Rapid Latino population growth and a smattering of newly created Latino House districts across the country are giving the group a chance to amplify its voice in Congress.

But talk to Latino leaders, and you won’t hear a whole lot of optimism about 2012.

“It would appear to be a good opportunity on the surface, but in reality it’s not,” said Juan Andrade, president of the United States Hispanic Leadership Institute. “It does not necessarily follow that the representatives will be Latino, as much as we would like for that to be the case.”

Despite more than a dozen new districts created by redistricting where Latinos could constitute a majority — and many others where they will be close to it — there is a real sense of apprehension whether they can be won by Latino candidates.

The reasons are complicated.

Latinos have made up 43 percent of the country’s overall growth in the past 10 years, but the spike has come disproportionately from young people. And even among those who can vote, turnout has been low.

Also, Latino politicians haven’t been cultivated by the party establishments. Thus, they are operating at a deficit when it comes to running for higher office. And even when there have been Latino politicians ready to make the leap in winnable congressional districts, Latino leaders say the establishment has often favored their non-Latino opponents.

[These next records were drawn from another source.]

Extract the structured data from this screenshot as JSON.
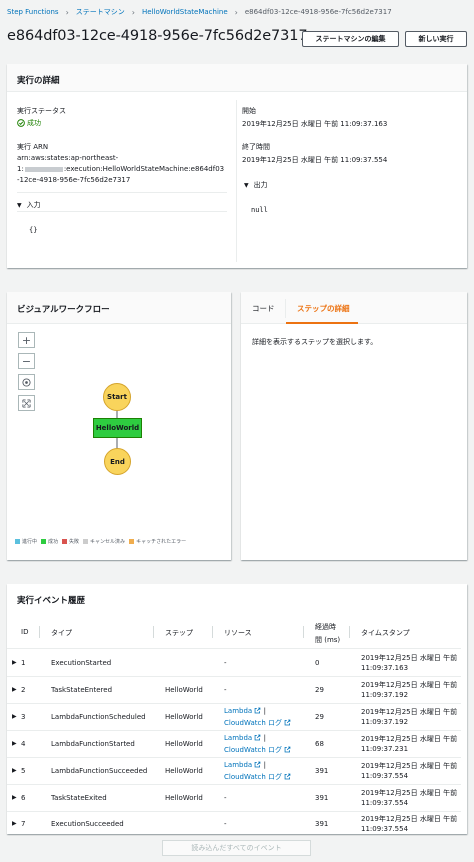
{
  "breadcrumb": {
    "items": [
      "Step Functions",
      "ステートマシン",
      "HelloWorldStateMachine"
    ],
    "current": "e864df03-12ce-4918-956e-7fc56d2e7317"
  },
  "header": {
    "title": "e864df03-12ce-4918-956e-7fc56d2e7317",
    "edit_button": "ステートマシンの編集",
    "new_execution_button": "新しい実行"
  },
  "execution_details": {
    "title": "実行の詳細",
    "status_label": "実行ステータス",
    "status_value": "成功",
    "arn_label": "実行 ARN",
    "arn_line1": "arn:aws:states:ap-northeast-",
    "arn_line2_prefix": "1:",
    "arn_line2_suffix": ":execution:HelloWorldStateMachine:e864df03",
    "arn_line3": "-12ce-4918-956e-7fc56d2e7317",
    "input_label": "入力",
    "input_value": "{}",
    "start_label": "開始",
    "start_value": "2019年12月25日 水曜日 午前 11:09:37.163",
    "end_label": "終了時間",
    "end_value": "2019年12月25日 水曜日 午前 11:09:37.554",
    "output_label": "出力",
    "output_value": "null"
  },
  "workflow": {
    "title": "ビジュアルワークフロー",
    "zoom_in": "+",
    "zoom_out": "−",
    "nodes": {
      "start": "Start",
      "task": "HelloWorld",
      "end": "End"
    },
    "legend": [
      {
        "label": "進行中",
        "color": "#5bc0de"
      },
      {
        "label": "成功",
        "color": "#2ecc40"
      },
      {
        "label": "失敗",
        "color": "#d9534f"
      },
      {
        "label": "キャンセル済み",
        "color": "#cccccc"
      },
      {
        "label": "キャッチされたエラー",
        "color": "#f0ad4e"
      }
    ]
  },
  "step_panel": {
    "tabs": [
      "コード",
      "ステップの詳細"
    ],
    "active_tab": 1,
    "message": "詳細を表示するステップを選択します。"
  },
  "history": {
    "title": "実行イベント履歴",
    "columns": {
      "id": "ID",
      "type": "タイプ",
      "step": "ステップ",
      "resource": "リソース",
      "elapsed_line1": "経過時",
      "elapsed_line2": "間 (ms)",
      "timestamp": "タイムスタンプ"
    },
    "lambda_link": "Lambda",
    "cloudwatch_link": "CloudWatch ログ",
    "link_sep": " |",
    "dash": "-",
    "rows": [
      {
        "id": "1",
        "type": "ExecutionStarted",
        "step": "",
        "resource": "-",
        "elapsed": "0",
        "ts1": "2019年12月25日 水曜日 午前",
        "ts2": "11:09:37.163"
      },
      {
        "id": "2",
        "type": "TaskStateEntered",
        "step": "HelloWorld",
        "resource": "-",
        "elapsed": "29",
        "ts1": "2019年12月25日 水曜日 午前",
        "ts2": "11:09:37.192"
      },
      {
        "id": "3",
        "type": "LambdaFunctionScheduled",
        "step": "HelloWorld",
        "resource": "links",
        "elapsed": "29",
        "ts1": "2019年12月25日 水曜日 午前",
        "ts2": "11:09:37.192"
      },
      {
        "id": "4",
        "type": "LambdaFunctionStarted",
        "step": "HelloWorld",
        "resource": "links",
        "elapsed": "68",
        "ts1": "2019年12月25日 水曜日 午前",
        "ts2": "11:09:37.231"
      },
      {
        "id": "5",
        "type": "LambdaFunctionSucceeded",
        "step": "HelloWorld",
        "resource": "links",
        "elapsed": "391",
        "ts1": "2019年12月25日 水曜日 午前",
        "ts2": "11:09:37.554"
      },
      {
        "id": "6",
        "type": "TaskStateExited",
        "step": "HelloWorld",
        "resource": "-",
        "elapsed": "391",
        "ts1": "2019年12月25日 水曜日 午前",
        "ts2": "11:09:37.554"
      },
      {
        "id": "7",
        "type": "ExecutionSucceeded",
        "step": "",
        "resource": "-",
        "elapsed": "391",
        "ts1": "2019年12月25日 水曜日 午前",
        "ts2": "11:09:37.554"
      }
    ],
    "load_all": "読み込んだすべてのイベント"
  }
}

And while many districts are winnable for Latinos, many are not so overwhelmingly favorable to Latinos that they are virtually guaranteed wins.

The districts “were not created to ensure the election of a Latino candidate,” Andrade said. “In many of these districts, there will be non-Latino candidates running against us.”

This latter dynamic has already cropped up in a few high-profile races. In Texas, Rep. Lloyd Doggett is set to run in a Democratic primary in a newly drawn majority-Latino district against a rising Latino star, state Rep. Joaquin Castro (D). The newly drawn 35th District is 63 percent Latino, including 58 percent of the voting-age population.

In New Mexico, Rep. Martin Heinrich (D) is the early favorite in the open Democratic Senate primary, despite facing another rising Latino star in state Auditor Hector Balderas (D). The Land of Enchantment is the most heavily Hispanic state in the country — 46 percent of its residents and about the same proportion of the Democratic primary electorate are Latino — but it has not elected a Hispanic to the Senate since the 1970s.

Balderas, who was the youngest Hispanic statewide officeholder in the country when he was elected five years ago at age 33, says that the new generation of Latinos is getting more involved, but that there is still plenty of progress to be made.

And he says it starts with his campaign.

“I see this race both as a local and a national opportunity for Latino voters to become more engaged,” he said. “I believe that more Latino leaders need to answer the call to serve.”

While Balderas’s contest is the most high-profile, Latinos see similar situations unfolding for Heinrich’s plurality-Hispanic Albuquerque House district, along with a new open seat in Nevada and potentially one in Arizona, along with several of the newly crafted majority-Latino districts in California.

There’s also a Latino tea party favorite, former solicitor general Ted Cruz, running in the crowded Texas GOP Senate primary, and another Latino, retired Gen. Ricardo Sanchez, running for the Democratic nomination. Texas has a 38 percent Hispanic population — the second-highest in the country.

“I don’t think there’s a shortage of viable candidates; what there may not be is party support for Latino candidates where there is an opportunity,” said Arturo Vargas, executive director of the National Association of Latino Elected and Appointed Officials. “It’s [as if] Latino candidates can only run in majority-Latino districts.”

California represents a stark illustration of that problem.

Under the final map passed by that state’s redistricting commission, there are 13 House districts with a majority of Latino residents. Of those, only one has Latinos constituting more than 52 percent of the voting-age citizens. Eight others have between 49 percent and 52 percent Latinos who can vote, and 12 more have at least one-quarter.

Vargas said there’s plenty standing in the way of Latinos winning those seats, including the party establishment.

“The issue becomes . . . are you going to have party support for some of these candidates?” Vargas said. “And historically, you haven’t.”

Democratic consultant Andres Ramirez said Latinos also may not be able to take advantage of the raft of new seats because of a lack of experienced candidates.

Indeed, in almost every state where Latinos constitute a significant amount of the voting-age population, their representation in Congress and the state legislature doesn’t match.

“There are a lot of qualified Latinos that can run, but not a lot that have actually been mentored or brought through the ranks to position themselves,” Ramirez said. “Because of the uncertainty going on with redistricting . . . there hasn’t been a significant effort to identify and recruit Latinos en masse to fill these potential seats.”